Images: (1) Rebel line of works at Blakeley (courtesy Library of Congress); (2) Discharge form for George Atkinson, 68th USCT (courtesy National Archives and Records Administration).


[1] Mike Bunn, “Battle of Fort Blakeley,” Encyclopedia of Alabama (2017), http://www.encyclopediaofalabama.org/article/h-3718.

[2] For more on Isaac Price and his family, see Catherine Kolo, “Slave Marriage, Free Marriage: Connecting Military Service to Relationships in Formerly Enslaved Veterans from Albemarle, Virginia,” Black Virginians in Blue (/usct/node/557).

[3] Compiled Service Record for George Atkinson and Patrick Henry Atkinson, RG 94, National Archives and Records Administration (NARA), Washington, D.C.; Pension Records for Patrick H. Atkinson, RG 15, NARA, (transcript available at /usct/node/538); John Atkisson, United States Federal Slave Schedules, 1860, accessed through Ancestry.com.

[4] Compiled Service Record for William Turner, NARA; Pension Record for William Turner, NARA.

[5] Compiled Service Record for Joshua Wells, NARA.
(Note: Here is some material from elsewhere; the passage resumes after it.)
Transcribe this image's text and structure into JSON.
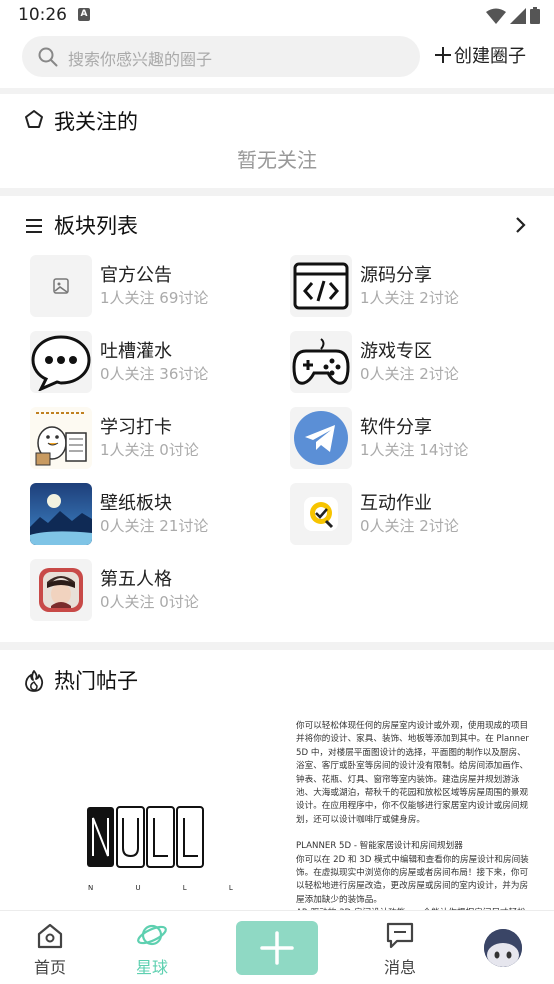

[6] Several of the men in the 68th were enslaved workers of Virginian John Coles Carter. For their stories, see Elizabeth R. Varon, “From Carter’s Mountain to Morganza Bend: A U.S.C.T. Odyssey,” Black Virginians in Blue (/usct/node/25).

[7] Compiled Service Record for Henry Atkinson, NARA. To learn more about environment and disease as causes of death for Albemarle-born USCT soldiers, see Sarah Anderson, "Quite Unhealthy": Deadly Diseases Among Albemarle-born Black Soldiers,” Black Virginians in Blue (/usct/node/93).

[8] Frederick A. Dyer, A Compendium of the War of the Rebellion, vol. 3 (Des Moines, IA: Dyer Publishing Company, 1908), 1734, accessed on National Park Service Soldiers and Sailors Database (https://www.nps.gov/civilwar/search-battle-units-detail.htm?battleUnitCode=UUS0068RI00C); Official Records of the Civil War, Series 1, Volume 48, Part 1 (Washington: Government Printing Office, 1896), 421; D. Densmore quoted in William Dobak, Freedom by the Sword: The U.S. Colored Troops, 1862-1867 (Washington, D.C.: U.S. Army, Center of Military History, 2011), 143.

[9] Densmore quoted in Dobak, Freedom by the Sword, 145; Pension Records for Patrick H. Atkinson, NARA; Colonel Charles W. Drew and Lieutenant Colonel Daniel Densmore in Official Records, Series 1, Volume 49, Part 1 (Washington, Government Printing Office, 1897), 295- 299.

[10] Dobak, Freedom by the Sword, 147-149.

[11] Ibid, 149-150.

[12] Ibid, 150-153.

[13] C. C. Andrews, History of the Campaign of Mobile; Including the Cooperative Operations of Gen. Wilson’s Cavalry in Alabama (New York: D. Van Nostrand Company, 1889), 180-181; Compiled Service Record for Joshua Wells and George Atkinson, NARA.

[14] Compiled Service Record for Joshua Wells, Patrick Henry Atkinson, and William Turner, NARA.

[15] Pension Record for Patrick Atkinson, NARA; 1870 U.S. Federal Census; “Patrick Henry Atkisson,” Certificate of Death, Missouri State Board of Health, Bureau of Visual Statistics, accessed through Ancestry.com; “Patrick Henry Atkinson,” Findagrave.com (https://www.findagrave.com/memorial/52685057).

[16] Pension Records for William Turner, NARA; U.S. Federal Census, 1870, 1880, 1900, 1910, 1920; Death Certificate for William Turner; Marriage Record for William Turner and Dollie Winston, accessed through Ancestry.com.

[17] Pension Records for Joshua Wells, NARA; 1880 U.S. Federal Census; Last Will and Testament of Joshua Wells, accessed through Ancestry.com.

[18] Densmore quoted in Dobak, Freedom by the Sword, 149, 153.